The last duke of Wiesbaden.....was Duke Adolph of Nassau. So, lies a story that weaves through a number of events.
Nassau was the accepted name of the region up until 1866. The duke was the figure of authority in the region, and respected for changes that occurred.
The young duke ended up marrying a Russian gal who had the title of "Grand Duchess of Russia"...so there was this brief period of fame. Then, as the wife of the duke.....the new wife passes away after giving birth. This, in the mid 1840s.....brings a graving duke to bring a Russian Orthodox chapel in the hills above Wiesbaden....near the Neoberg area....as a monument of sorts for his wife. Thousands trudge up the hillside today....to view the chapel which is one of the top ten things in the region to see.

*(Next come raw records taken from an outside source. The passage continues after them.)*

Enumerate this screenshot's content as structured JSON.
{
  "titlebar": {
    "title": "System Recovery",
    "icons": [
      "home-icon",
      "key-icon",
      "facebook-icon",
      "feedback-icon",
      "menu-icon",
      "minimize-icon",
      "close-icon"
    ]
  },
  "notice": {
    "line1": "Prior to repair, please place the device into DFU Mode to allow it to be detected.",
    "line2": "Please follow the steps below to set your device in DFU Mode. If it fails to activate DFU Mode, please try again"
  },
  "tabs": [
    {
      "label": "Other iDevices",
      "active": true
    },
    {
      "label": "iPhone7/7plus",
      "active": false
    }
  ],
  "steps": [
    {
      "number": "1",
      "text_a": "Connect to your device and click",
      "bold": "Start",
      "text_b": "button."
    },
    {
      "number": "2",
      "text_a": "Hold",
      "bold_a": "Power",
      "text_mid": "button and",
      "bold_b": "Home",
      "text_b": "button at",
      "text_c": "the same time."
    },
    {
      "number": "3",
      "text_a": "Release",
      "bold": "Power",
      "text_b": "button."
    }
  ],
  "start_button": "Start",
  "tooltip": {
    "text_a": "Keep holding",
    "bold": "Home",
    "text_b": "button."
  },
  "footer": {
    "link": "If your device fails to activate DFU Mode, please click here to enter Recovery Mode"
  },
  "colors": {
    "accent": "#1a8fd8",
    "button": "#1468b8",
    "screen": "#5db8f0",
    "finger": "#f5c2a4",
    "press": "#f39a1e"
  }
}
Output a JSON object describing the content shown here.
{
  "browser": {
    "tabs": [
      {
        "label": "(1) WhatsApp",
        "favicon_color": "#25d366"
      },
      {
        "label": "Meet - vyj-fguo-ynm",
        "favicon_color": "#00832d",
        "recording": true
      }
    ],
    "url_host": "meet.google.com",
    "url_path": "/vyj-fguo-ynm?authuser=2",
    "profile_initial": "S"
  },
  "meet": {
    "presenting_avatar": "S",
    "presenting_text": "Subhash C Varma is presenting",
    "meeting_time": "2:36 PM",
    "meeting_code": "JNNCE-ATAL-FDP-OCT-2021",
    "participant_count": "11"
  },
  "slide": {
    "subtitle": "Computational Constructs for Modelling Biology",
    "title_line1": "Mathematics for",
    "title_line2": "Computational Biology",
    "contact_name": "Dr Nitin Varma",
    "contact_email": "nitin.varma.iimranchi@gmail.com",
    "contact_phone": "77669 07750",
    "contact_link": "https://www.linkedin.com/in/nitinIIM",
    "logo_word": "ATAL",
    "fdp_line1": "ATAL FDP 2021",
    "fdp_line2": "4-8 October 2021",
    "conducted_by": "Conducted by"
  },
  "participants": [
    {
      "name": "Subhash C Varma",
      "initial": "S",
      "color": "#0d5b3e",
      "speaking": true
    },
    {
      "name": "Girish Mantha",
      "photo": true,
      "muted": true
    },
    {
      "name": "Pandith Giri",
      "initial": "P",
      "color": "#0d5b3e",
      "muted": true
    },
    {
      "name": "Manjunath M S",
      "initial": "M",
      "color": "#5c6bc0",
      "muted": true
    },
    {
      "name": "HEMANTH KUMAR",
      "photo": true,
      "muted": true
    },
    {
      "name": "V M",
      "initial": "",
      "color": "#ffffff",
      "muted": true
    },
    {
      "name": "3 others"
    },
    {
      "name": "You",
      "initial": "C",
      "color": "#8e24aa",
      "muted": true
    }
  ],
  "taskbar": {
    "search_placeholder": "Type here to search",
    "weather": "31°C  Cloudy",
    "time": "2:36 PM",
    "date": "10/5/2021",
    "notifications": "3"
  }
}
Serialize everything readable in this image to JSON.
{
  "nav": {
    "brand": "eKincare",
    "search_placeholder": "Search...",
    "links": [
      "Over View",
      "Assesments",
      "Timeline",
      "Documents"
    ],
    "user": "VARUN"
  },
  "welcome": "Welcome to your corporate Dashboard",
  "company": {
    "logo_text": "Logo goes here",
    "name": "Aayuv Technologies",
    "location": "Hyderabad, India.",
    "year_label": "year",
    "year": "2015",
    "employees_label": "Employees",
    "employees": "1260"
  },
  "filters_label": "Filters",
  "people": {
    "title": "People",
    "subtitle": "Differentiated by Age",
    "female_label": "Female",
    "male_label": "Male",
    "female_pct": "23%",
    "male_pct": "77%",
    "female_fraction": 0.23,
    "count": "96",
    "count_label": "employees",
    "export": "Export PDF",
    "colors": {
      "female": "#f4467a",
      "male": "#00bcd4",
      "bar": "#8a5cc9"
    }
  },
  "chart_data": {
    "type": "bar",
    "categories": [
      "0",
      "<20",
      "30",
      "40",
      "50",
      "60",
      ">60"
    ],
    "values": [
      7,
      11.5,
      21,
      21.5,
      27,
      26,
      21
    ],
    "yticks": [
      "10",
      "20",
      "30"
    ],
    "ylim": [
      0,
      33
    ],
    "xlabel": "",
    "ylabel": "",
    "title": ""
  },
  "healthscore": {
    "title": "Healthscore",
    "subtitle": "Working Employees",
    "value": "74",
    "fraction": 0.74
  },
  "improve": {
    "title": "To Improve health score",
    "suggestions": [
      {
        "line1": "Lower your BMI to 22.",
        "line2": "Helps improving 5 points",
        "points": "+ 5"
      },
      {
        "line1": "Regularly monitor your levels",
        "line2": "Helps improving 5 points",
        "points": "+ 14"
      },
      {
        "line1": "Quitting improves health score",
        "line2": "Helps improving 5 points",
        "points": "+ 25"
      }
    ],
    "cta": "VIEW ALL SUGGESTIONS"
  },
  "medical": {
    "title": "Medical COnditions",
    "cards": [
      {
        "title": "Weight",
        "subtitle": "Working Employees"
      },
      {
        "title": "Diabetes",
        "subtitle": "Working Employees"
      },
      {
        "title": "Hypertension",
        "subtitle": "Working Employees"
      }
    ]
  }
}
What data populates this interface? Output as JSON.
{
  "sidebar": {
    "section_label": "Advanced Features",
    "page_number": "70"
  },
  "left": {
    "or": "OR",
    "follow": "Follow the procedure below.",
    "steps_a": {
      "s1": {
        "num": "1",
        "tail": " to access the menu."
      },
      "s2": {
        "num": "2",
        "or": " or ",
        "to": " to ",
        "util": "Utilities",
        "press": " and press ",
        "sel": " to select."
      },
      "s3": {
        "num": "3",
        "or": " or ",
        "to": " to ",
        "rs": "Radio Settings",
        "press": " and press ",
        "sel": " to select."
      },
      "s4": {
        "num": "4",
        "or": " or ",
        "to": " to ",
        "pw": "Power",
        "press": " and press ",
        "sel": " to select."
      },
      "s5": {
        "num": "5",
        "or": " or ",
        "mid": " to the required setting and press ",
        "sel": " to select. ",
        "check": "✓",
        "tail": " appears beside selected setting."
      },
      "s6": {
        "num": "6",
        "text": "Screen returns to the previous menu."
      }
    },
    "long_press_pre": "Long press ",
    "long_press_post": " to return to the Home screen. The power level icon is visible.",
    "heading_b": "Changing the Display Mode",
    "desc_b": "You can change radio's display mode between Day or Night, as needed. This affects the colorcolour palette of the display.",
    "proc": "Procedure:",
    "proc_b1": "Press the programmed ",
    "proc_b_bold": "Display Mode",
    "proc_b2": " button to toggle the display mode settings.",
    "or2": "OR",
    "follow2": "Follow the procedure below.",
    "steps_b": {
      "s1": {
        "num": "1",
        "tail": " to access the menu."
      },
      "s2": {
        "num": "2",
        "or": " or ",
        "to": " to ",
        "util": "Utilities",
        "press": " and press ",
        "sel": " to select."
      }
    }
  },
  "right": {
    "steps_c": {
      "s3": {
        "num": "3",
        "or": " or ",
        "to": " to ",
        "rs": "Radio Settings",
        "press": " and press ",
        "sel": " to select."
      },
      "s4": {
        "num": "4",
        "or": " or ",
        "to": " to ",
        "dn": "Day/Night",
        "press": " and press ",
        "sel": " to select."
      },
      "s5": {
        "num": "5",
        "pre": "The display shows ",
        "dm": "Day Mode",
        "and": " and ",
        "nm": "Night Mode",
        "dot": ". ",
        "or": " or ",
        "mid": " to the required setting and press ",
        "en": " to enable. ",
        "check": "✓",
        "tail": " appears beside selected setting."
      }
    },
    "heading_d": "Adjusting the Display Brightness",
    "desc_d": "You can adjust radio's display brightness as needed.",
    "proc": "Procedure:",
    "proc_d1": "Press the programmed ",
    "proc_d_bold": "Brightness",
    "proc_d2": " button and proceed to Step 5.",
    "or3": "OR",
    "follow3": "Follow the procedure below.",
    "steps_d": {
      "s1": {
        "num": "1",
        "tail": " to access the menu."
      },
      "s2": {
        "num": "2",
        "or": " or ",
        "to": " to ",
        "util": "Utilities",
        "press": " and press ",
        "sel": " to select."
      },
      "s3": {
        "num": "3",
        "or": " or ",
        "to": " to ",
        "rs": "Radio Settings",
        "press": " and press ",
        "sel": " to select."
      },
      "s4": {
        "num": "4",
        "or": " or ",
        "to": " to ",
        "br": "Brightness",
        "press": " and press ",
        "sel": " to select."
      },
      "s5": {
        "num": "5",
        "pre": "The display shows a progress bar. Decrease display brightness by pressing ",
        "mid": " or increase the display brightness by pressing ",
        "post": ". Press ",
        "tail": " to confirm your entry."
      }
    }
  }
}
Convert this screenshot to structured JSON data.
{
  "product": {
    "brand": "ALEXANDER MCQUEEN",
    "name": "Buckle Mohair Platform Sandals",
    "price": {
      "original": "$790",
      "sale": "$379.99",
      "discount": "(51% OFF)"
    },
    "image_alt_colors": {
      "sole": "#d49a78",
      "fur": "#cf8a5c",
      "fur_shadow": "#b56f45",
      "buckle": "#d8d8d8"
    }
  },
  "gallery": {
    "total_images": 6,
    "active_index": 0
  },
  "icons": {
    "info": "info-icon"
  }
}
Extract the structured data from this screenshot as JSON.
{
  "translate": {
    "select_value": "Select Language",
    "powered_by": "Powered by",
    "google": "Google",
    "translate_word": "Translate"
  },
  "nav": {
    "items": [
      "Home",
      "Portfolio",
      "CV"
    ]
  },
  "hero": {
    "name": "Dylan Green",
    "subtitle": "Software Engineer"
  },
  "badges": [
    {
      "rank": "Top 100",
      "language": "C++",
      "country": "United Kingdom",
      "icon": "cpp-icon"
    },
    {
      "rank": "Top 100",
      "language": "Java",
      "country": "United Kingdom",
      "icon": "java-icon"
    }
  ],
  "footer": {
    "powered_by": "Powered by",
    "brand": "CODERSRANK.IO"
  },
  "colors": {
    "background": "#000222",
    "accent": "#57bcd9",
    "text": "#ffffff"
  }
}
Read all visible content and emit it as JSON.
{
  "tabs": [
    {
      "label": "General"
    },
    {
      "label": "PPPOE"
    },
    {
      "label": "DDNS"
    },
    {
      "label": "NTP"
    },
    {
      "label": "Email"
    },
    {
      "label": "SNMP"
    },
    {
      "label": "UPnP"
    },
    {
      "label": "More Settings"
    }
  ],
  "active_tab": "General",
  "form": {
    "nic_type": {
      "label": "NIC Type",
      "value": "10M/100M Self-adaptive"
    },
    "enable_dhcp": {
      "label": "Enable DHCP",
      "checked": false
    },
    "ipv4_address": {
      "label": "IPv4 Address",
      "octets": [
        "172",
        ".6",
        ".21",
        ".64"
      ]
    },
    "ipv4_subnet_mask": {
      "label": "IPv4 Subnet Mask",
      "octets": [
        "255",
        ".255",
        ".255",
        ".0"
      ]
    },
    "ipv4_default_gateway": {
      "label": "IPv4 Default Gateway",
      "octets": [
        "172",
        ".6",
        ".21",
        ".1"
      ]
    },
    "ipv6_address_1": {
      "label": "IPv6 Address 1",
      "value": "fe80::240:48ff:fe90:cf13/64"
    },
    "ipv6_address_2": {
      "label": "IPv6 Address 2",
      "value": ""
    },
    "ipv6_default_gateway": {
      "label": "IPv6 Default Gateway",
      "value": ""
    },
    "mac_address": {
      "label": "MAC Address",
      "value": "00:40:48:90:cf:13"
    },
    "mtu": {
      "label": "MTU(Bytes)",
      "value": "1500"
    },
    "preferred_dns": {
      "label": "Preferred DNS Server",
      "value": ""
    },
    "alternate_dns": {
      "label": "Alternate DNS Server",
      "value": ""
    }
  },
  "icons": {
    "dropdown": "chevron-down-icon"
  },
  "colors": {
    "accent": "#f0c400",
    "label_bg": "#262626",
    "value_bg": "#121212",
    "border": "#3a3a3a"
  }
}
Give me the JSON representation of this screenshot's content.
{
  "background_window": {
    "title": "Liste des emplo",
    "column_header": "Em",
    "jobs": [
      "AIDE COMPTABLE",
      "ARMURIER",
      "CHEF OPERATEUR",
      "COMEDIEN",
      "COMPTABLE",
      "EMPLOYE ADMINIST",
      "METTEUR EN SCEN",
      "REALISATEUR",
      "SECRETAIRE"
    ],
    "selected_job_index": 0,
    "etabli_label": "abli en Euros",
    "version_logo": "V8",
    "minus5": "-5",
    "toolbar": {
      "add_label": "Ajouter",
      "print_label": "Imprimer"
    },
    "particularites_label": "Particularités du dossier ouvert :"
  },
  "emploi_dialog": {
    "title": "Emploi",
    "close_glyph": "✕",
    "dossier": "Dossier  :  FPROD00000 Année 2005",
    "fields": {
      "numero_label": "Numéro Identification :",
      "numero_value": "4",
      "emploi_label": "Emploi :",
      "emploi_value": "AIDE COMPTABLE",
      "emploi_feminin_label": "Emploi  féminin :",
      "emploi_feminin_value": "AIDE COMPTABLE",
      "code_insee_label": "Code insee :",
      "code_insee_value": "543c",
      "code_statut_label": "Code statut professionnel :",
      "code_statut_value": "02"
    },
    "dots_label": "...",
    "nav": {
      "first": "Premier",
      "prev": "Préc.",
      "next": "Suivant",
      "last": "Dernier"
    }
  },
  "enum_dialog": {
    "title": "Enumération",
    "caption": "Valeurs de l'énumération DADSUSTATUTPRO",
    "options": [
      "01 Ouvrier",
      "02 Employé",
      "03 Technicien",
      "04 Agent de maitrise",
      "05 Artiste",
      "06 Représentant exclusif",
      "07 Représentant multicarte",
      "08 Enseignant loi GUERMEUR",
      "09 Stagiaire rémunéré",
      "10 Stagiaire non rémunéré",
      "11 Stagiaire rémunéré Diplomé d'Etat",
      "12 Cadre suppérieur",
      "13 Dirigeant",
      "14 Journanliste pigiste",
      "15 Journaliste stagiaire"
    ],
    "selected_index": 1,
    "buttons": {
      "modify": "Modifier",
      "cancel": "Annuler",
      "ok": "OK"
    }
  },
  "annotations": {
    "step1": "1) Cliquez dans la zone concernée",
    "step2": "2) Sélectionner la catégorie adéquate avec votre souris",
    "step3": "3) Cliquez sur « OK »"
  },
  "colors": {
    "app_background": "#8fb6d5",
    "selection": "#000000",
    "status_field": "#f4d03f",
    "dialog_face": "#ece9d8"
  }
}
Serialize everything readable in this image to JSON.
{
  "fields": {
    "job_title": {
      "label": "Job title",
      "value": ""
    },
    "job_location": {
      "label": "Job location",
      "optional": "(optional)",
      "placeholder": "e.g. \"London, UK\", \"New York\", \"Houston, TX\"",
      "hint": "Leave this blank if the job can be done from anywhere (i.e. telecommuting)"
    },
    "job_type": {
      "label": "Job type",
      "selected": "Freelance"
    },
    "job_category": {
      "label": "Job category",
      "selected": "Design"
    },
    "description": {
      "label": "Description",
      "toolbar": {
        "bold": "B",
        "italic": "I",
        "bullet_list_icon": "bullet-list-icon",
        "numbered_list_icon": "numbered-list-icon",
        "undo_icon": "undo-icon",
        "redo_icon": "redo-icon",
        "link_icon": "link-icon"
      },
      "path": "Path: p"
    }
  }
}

The railway structure? The duke led the way, and probably had the best infrastructure of any German municipality there in the 1850s.
The local banking structure? The duke helped to push it, and establish it as a credible institution.
The duke then goes through a chaotic period in the mid 1850s.....where demands of the locals grows to the point where rights are finally given. For those in Nassau....it's the beginning of civil rights.
By 1865, a war is brewing, and Nassau is to put their weight behind the Habsburg Empire (not Prussia). The Duke will watch the conflict end....with the Habsburg Empire losing, and Prussia annexing Nassau into itself.
The original negotiation of how it'd all fold together....probably didn't go that well. Eventually, the Prussians came to agree that the duke would simply exist with a title, some property, and some limited funds that would come out of the Prussian pot of revenue. The properties? Locally, there was the Schloss Biebrich (down near the river and easily found today in the Wiesbaden local area), the Weilburg Castle (where he is buried), a hunting lodge, and the Luxembourg Palace in Konigstein.
What generally can be said is that the duke had a vision for Wiesbaden as a resort spa center. Whatever occurred after 1865....was mostly from that vision.
The local folks wanted to put a monument up for him in the 1880s as success finally came big-time for the city. The duke didn't want the statue, but came to agree....after he passed on....if they wanted to build it...fine.
So, in 1905 as he died....within two years....the memorial was complete. Duke Adolph of Nassau....was the last royal figure of Wiesbaden, and probably the only significant reason why the city has significance today.....and was the guy who didn't want statues made over himself.
Location? If you travel from the train station of Wiesbaden toward the Rhine River.....half way is the Henkel factory on the left. Opposite of it is the Duke Adolph Memorial (Landesdenkmal) and a small park. The lion figure? On the rear of the state, facing east. You won't see the lion unless you walk around the statue.
Part II? The Russian Orthodox Church, and a Queen-versus-King child custody case out of Wiesbaden (after the Duke leaves power).